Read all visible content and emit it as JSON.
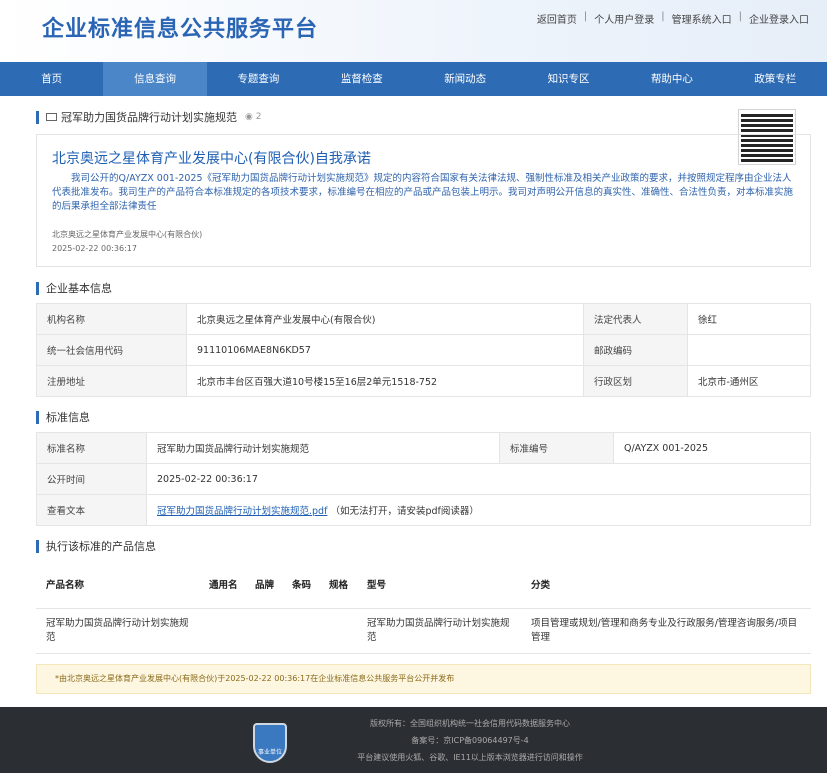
{
  "header": {
    "site_title": "企业标准信息公共服务平台",
    "links": [
      "返回首页",
      "个人用户登录",
      "管理系统入口",
      "企业登录入口"
    ]
  },
  "nav": [
    "首页",
    "信息查询",
    "专题查询",
    "监督检查",
    "新闻动态",
    "知识专区",
    "帮助中心",
    "政策专栏"
  ],
  "breadcrumb": {
    "title": "冠军助力国货品牌行动计划实施规范",
    "views": "2"
  },
  "promise": {
    "title": "北京奥远之星体育产业发展中心(有限合伙)自我承诺",
    "text": "我司公开的Q/AYZX 001-2025《冠军助力国货品牌行动计划实施规范》规定的内容符合国家有关法律法规、强制性标准及相关产业政策的要求，并按照规定程序由企业法人代表批准发布。我司生产的产品符合本标准规定的各项技术要求，标准编号在相应的产品或产品包装上明示。我司对声明公开信息的真实性、准确性、合法性负责，对本标准实施的后果承担全部法律责任",
    "company": "北京奥远之星体育产业发展中心(有限合伙)",
    "date": "2025-02-22 00:36:17"
  },
  "sections": {
    "company_info": "企业基本信息",
    "standard_info": "标准信息",
    "product_info": "执行该标准的产品信息"
  },
  "company": {
    "org_name_label": "机构名称",
    "org_name": "北京奥远之星体育产业发展中心(有限合伙)",
    "legal_rep_label": "法定代表人",
    "legal_rep": "徐红",
    "credit_code_label": "统一社会信用代码",
    "credit_code": "91110106MAE8N6KD57",
    "postcode_label": "邮政编码",
    "postcode": "",
    "address_label": "注册地址",
    "address": "北京市丰台区百强大道10号楼15至16层2单元1518-752",
    "region_label": "行政区划",
    "region": "北京市-通州区"
  },
  "standard": {
    "name_label": "标准名称",
    "name": "冠军助力国货品牌行动计划实施规范",
    "code_label": "标准编号",
    "code": "Q/AYZX 001-2025",
    "pub_time_label": "公开时间",
    "pub_time": "2025-02-22 00:36:17",
    "view_label": "查看文本",
    "file": "冠军助力国货品牌行动计划实施规范.pdf",
    "file_hint": "（如无法打开，请安装pdf阅读器）"
  },
  "products": {
    "headers": [
      "产品名称",
      "通用名",
      "品牌",
      "条码",
      "规格",
      "型号",
      "分类"
    ],
    "rows": [
      [
        "冠军助力国货品牌行动计划实施规范",
        "",
        "",
        "",
        "",
        "冠军助力国货品牌行动计划实施规范",
        "项目管理或规划/管理和商务专业及行政服务/管理咨询服务/项目管理"
      ]
    ]
  },
  "notice": "*由北京奥远之星体育产业发展中心(有限合伙)于2025-02-22 00:36:17在企业标准信息公共服务平台公开并发布",
  "footer": {
    "badge": "事业单位",
    "lines": [
      "版权所有：全国组织机构统一社会信用代码数据服务中心",
      "备案号：京ICP备09064497号-4",
      "平台建议使用火狐、谷歌、IE11以上版本浏览器进行访问和操作"
    ]
  }
}
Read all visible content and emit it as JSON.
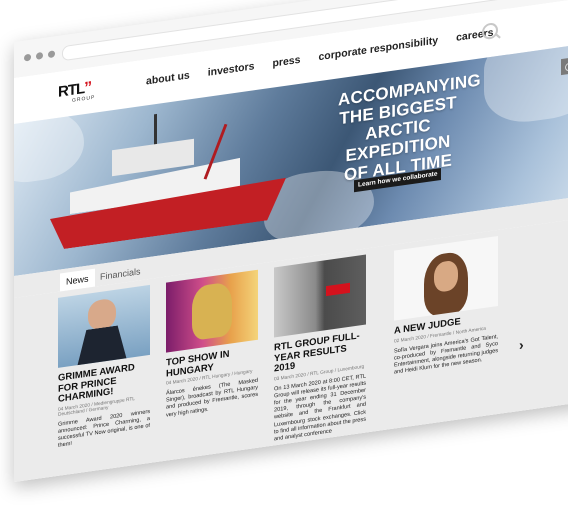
{
  "nav": {
    "logo_text": "RTL",
    "logo_quote": "”",
    "logo_sub": "GROUP",
    "items": [
      "about us",
      "investors",
      "press",
      "corporate responsibility",
      "careers"
    ]
  },
  "hero": {
    "headline_lines": [
      "ACCOMPANYING",
      "THE BIGGEST",
      "ARCTIC EXPEDITION",
      "OF ALL TIME"
    ],
    "cta": "Learn how we collaborate"
  },
  "tabs": [
    "News",
    "Financials"
  ],
  "cards": [
    {
      "title": "GRIMME AWARD FOR PRINCE CHARMING!",
      "meta": "04 March 2020 / Mediengruppe RTL Deutschland / Germany",
      "text": "Grimme Award 2020 winners announced: Prince Charming, a successful TV Now original, is one of them!"
    },
    {
      "title": "TOP SHOW IN HUNGARY",
      "meta": "04 March 2020 / RTL Hungary / Hungary",
      "text": "Álarcos énekes (The Masked Singer), broadcast by RTL Hungary and produced by Fremantle, scores very high ratings."
    },
    {
      "title": "RTL GROUP FULL-YEAR RESULTS 2019",
      "meta": "03 March 2020 / RTL Group / Luxembourg",
      "text": "On 13 March 2020 at 8:00 CET, RTL Group will release its full-year results for the year ending 31 December 2019, through the company's website and the Frankfurt and Luxembourg stock exchanges. Click to find all information about the press and analyst conference"
    },
    {
      "title": "A NEW JUDGE",
      "meta": "02 March 2020 / Fremantle / North America",
      "text": "Sofía Vergara joins America's Got Talent, co-produced by Fremantle and Syco Entertainment, alongside returning judges and Heidi Klum for the new season."
    }
  ],
  "colors": {
    "accent": "#d4121d",
    "tab_bg": "#ebebeb"
  }
}
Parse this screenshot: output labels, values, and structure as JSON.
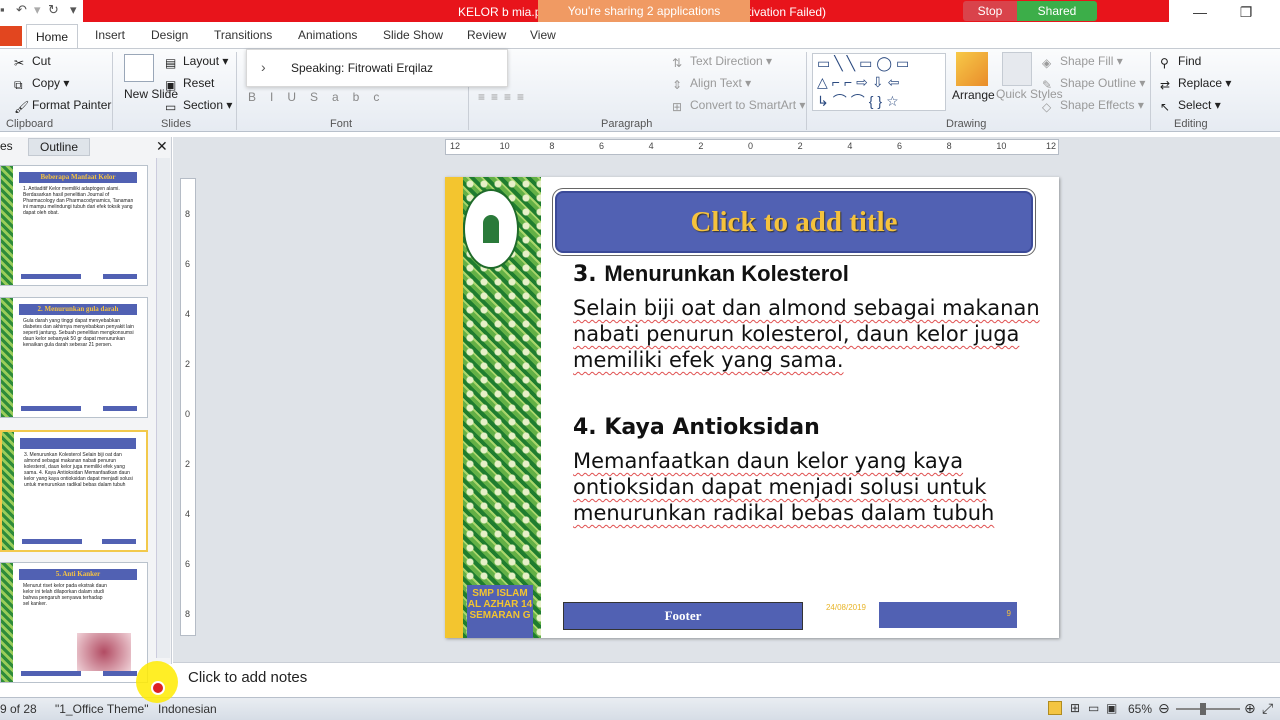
{
  "window": {
    "title": "KELOR b mia.p",
    "title_suffix": "tivation Failed)",
    "share_notice": "You're sharing 2 applications",
    "stop_label": "Stop",
    "shared_label": "Shared",
    "minimize_glyph": "—",
    "restore_glyph": "❐"
  },
  "tabs": [
    "Home",
    "Insert",
    "Design",
    "Transitions",
    "Animations",
    "Slide Show",
    "Review",
    "View"
  ],
  "speaking": {
    "label": "Speaking: Fitrowati Erqilaz"
  },
  "ribbon": {
    "clipboard": {
      "cut": "Cut",
      "copy": "Copy",
      "format_painter": "Format Painter",
      "label": "Clipboard"
    },
    "slides": {
      "new_slide": "New Slide",
      "layout": "Layout",
      "reset": "Reset",
      "section": "Section",
      "label": "Slides"
    },
    "font": {
      "label": "Font"
    },
    "paragraph": {
      "text_direction": "Text Direction",
      "align_text": "Align Text",
      "convert_smartart": "Convert to SmartArt",
      "label": "Paragraph"
    },
    "drawing": {
      "arrange": "Arrange",
      "quick_styles": "Quick Styles",
      "shape_fill": "Shape Fill",
      "shape_outline": "Shape Outline",
      "shape_effects": "Shape Effects",
      "label": "Drawing"
    },
    "editing": {
      "find": "Find",
      "replace": "Replace",
      "select": "Select",
      "label": "Editing"
    }
  },
  "panel": {
    "tab_slides": "es",
    "tab_outline": "Outline",
    "thumbs": [
      {
        "title": "Beberapa Manfaat Kelor",
        "text": "1. Antiaditif Kelor memiliki adaptogen alami. Berdasarkan hasil penelitian Journal of Pharmacology dan Pharmacodynamics, Tanaman ini mampu melindungi tubuh dari efek toksik yang dapat oleh obat."
      },
      {
        "title": "2. Menurunkan gula darah",
        "text": "Gula darah yang tinggi dapat menyebabkan diabetes dan akhirnya menyebabkan penyakit lain seperti jantung. Sebuah penelitian mengkonsumsi daun kelor sebanyak 50 gr dapat menurunkan kenaikan gula darah sebesar 21 persen."
      },
      {
        "title": "",
        "text": "3. Menurunkan Kolesterol  Selain biji oat dan almond sebagai makanan nabati penurun kolesterol, daun kelor juga memiliki efek yang sama.  4. Kaya Antioksidan  Memanfaatkan daun kelor yang kaya ontioksidan dapat menjadi solusi untuk menurunkan radikal bebas dalam tubuh"
      },
      {
        "title": "5. Anti Kanker",
        "text": "Menurut riset kelor pada ekstrak daun kelor ini telah dilaporkan dalam studi bahwa pengaruh senyawa terhadap sel kanker."
      }
    ]
  },
  "ruler": {
    "h_ticks": [
      "12",
      "10",
      "8",
      "6",
      "4",
      "2",
      "0",
      "2",
      "4",
      "6",
      "8",
      "10",
      "12"
    ],
    "v_ticks": [
      "8",
      "6",
      "4",
      "2",
      "0",
      "2",
      "4",
      "6",
      "8"
    ]
  },
  "slide": {
    "title_placeholder": "Click to add title",
    "h1_num": "3.",
    "h1": "Menurunkan Kolesterol",
    "p1": "Selain biji oat dan almond sebagai makanan nabati penurun kolesterol, daun kelor juga memiliki efek yang sama.",
    "h2": "4. Kaya Antioksidan",
    "p2": "Memanfaatkan daun kelor yang kaya ontioksidan dapat menjadi solusi untuk menurunkan radikal bebas dalam tubuh",
    "school": "SMP ISLAM AL AZHAR 14 SEMARAN G",
    "footer": "Footer",
    "date": "24/08/2019",
    "number": "9"
  },
  "notes": {
    "placeholder": "Click to add notes"
  },
  "status": {
    "slide_count": "9 of 28",
    "theme": "\"1_Office Theme\"",
    "language": "Indonesian",
    "zoom": "65%"
  }
}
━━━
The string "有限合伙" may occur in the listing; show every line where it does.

ANSWER TO THIS TASK:
    "title": "北京奥远之星体育产业发展中心(有限合伙)自我承诺",
    "company": "北京奥远之星体育产业发展中心(有限合伙)",
    "org_name": "北京奥远之星体育产业发展中心(有限合伙)",
  "notice": "*由北京奥远之星体育产业发展中心(有限合伙)于2025-02-22 00:36:17在企业标准信息公共服务平台公开并发布",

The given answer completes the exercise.